In an office building near downtown Los Angeles, a couple dozen volunteers recently worked their way through lists of Asian American registered voters – young voters, newly registered voters, and voters who have a poor track record of participation. They wanted to know if people on the list planned to vote in November and took the opportunity to urge them to get to the polls.

In one corner of the room, a volunteer spoke Mandarin, in another, a young woman offered to speak Urdu to the voter on the line. From a room down the hall, Vietnamese and Tagalog could be heard. 

“We’re actually doing one of the largest phone bank operations, not necessarily in voter numbers, but in language numbers,” said Tanzila Ahmed, one of the organizers and voter engagement manager for Asian Americans Advancing Justice, a local civil rights and civic engagement group that’s coordinating the effort.


In immigration news: Fewer immigration holds, new detention center for families, more
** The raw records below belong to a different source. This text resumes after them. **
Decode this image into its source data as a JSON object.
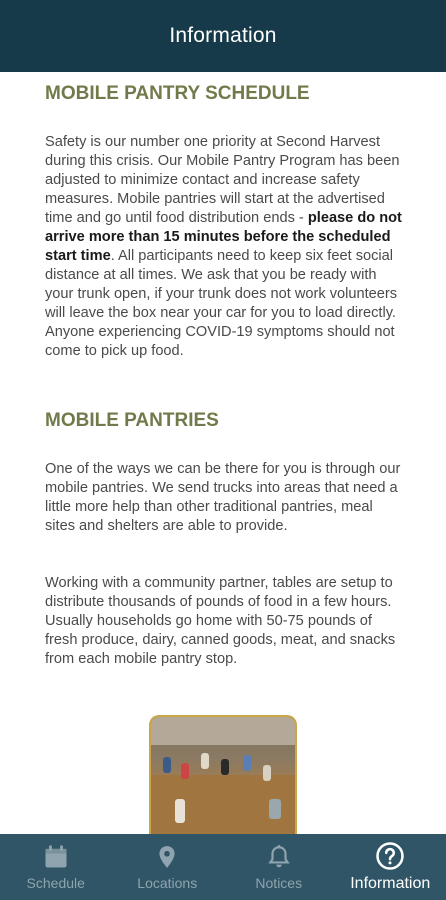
{
  "app_bar": {
    "title": "Information"
  },
  "section1": {
    "heading": "MOBILE PANTRY SCHEDULE",
    "text_a": "Safety is our number one priority at Second Harvest during this crisis. Our Mobile Pantry Program has been adjusted to minimize contact and increase safety measures. Mobile pantries will start at the advertised time and go until food distribution ends - ",
    "text_bold": "please do not arrive more than 15 minutes before the scheduled start time",
    "text_b": ". All participants need to keep six feet social distance at all times. We ask that you be ready with your trunk open, if your trunk does not work volunteers will leave the box near your car for you to load directly. Anyone experiencing COVID-19 symptoms should not come to pick up food."
  },
  "section2": {
    "heading": "MOBILE PANTRIES",
    "para1": "One of the ways we can be there for you is through our mobile pantries. We send trucks into areas that need a little more help than other traditional pantries, meal sites and shelters are able to provide.",
    "para2": "Working with a community partner, tables are setup to distribute thousands of pounds of food in a few hours. Usually households go home with 50-75 pounds of fresh produce, dairy, canned goods, meat, and snacks from each mobile pantry stop."
  },
  "nav": {
    "items": [
      {
        "label": "Schedule",
        "icon": "calendar-icon",
        "active": false
      },
      {
        "label": "Locations",
        "icon": "location-pin-icon",
        "active": false
      },
      {
        "label": "Notices",
        "icon": "bell-icon",
        "active": false
      },
      {
        "label": "Information",
        "icon": "question-circle-icon",
        "active": true
      }
    ]
  },
  "colors": {
    "app_bar": "#173a4a",
    "nav_bar": "#2f5566",
    "heading": "#707a4a",
    "photo_border": "#c9a646"
  }
}
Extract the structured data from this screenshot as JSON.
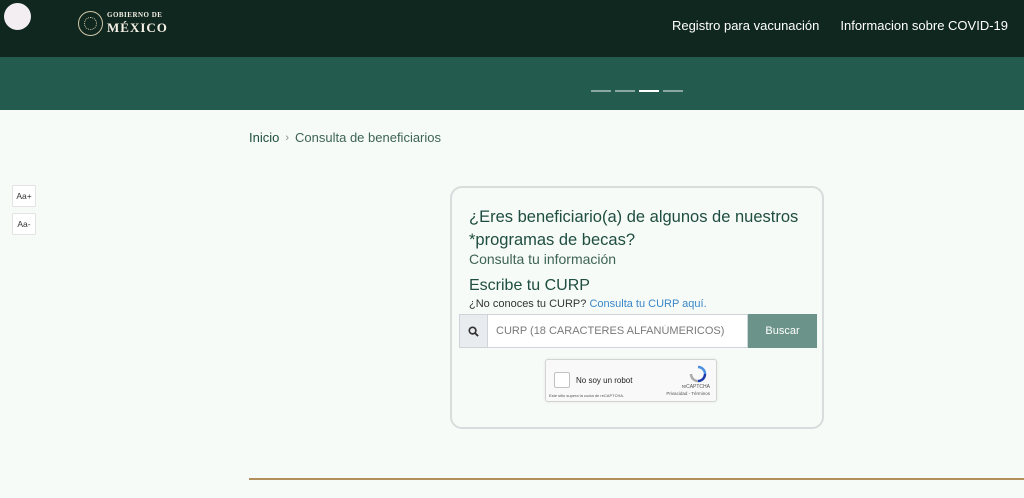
{
  "header": {
    "logo_small": "GOBIERNO DE",
    "logo_big": "MÉXICO",
    "nav": [
      "Registro para vacunación",
      "Informacion sobre COVID-19"
    ]
  },
  "carousel": {
    "slides": 4,
    "active_index": 2
  },
  "breadcrumb": {
    "home": "Inicio",
    "separator": "›",
    "current": "Consulta de beneficiarios"
  },
  "font_controls": {
    "increase": "Aa+",
    "decrease": "Aa-"
  },
  "card": {
    "question": "¿Eres beneficiario(a) de algunos de nuestros *programas de becas?",
    "subtitle": "Consulta tu información",
    "curp_title": "Escribe tu CURP",
    "help_text": "¿No conoces tu CURP?",
    "help_link": "Consulta tu CURP aquí.",
    "search_placeholder": "CURP (18 CARACTERES ALFANÚMERICOS)",
    "search_button": "Buscar"
  },
  "recaptcha": {
    "label": "No soy un robot",
    "brand": "reCAPTCHA",
    "terms": "Privacidad - Términos",
    "note": "Este sitio supera la cuota de reCAPTCHA."
  },
  "colors": {
    "header_bg": "#10271f",
    "hero_bg": "#235b4e",
    "primary_text": "#1f4d41",
    "link": "#3a86c8",
    "button": "#6b9389",
    "gold": "#b38e5d"
  },
  "icons": {
    "search": "search-icon",
    "seal": "gov-seal-icon",
    "recaptcha": "recaptcha-logo-icon"
  }
}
ICE Holds Immigrants At Adelanto Detention Facility

John Moore/Getty Images

A growing number of police agencies are denying federal requests for immigration holds on immigrants in their custody; immigration officials say some agencies have released people with previous criminal convictions.

Thousands Released After Immigration Holds Denied - Associated Press From the story: "Immigration officials say local authorities across the U.S. released thousands of immigrants from jails this year despite efforts to take them into federal custody, including more than 3,000 with previous felony charges or convictions. The numbers are the first time federal immigration authorities have publicly detailed how many times local agencies have refused to comply with their requests." A growing number of local agencies are denying requests for federal immigration holds on immigrants in their custody.

Texas Center Part Of New Effort To Detain Illegal Immigrants - NPR On the new 2,400-bed detention center for immigrant families being built in Dilley, Texas: "It's actually a detention camp. But it's going to be family-friendly because they're going to obviously be detaining the children, too. So they're will be playrooms and snacks and drinks, basketball court, soccer field. But it's surrounded by a fence and locked gates, so they can't leave."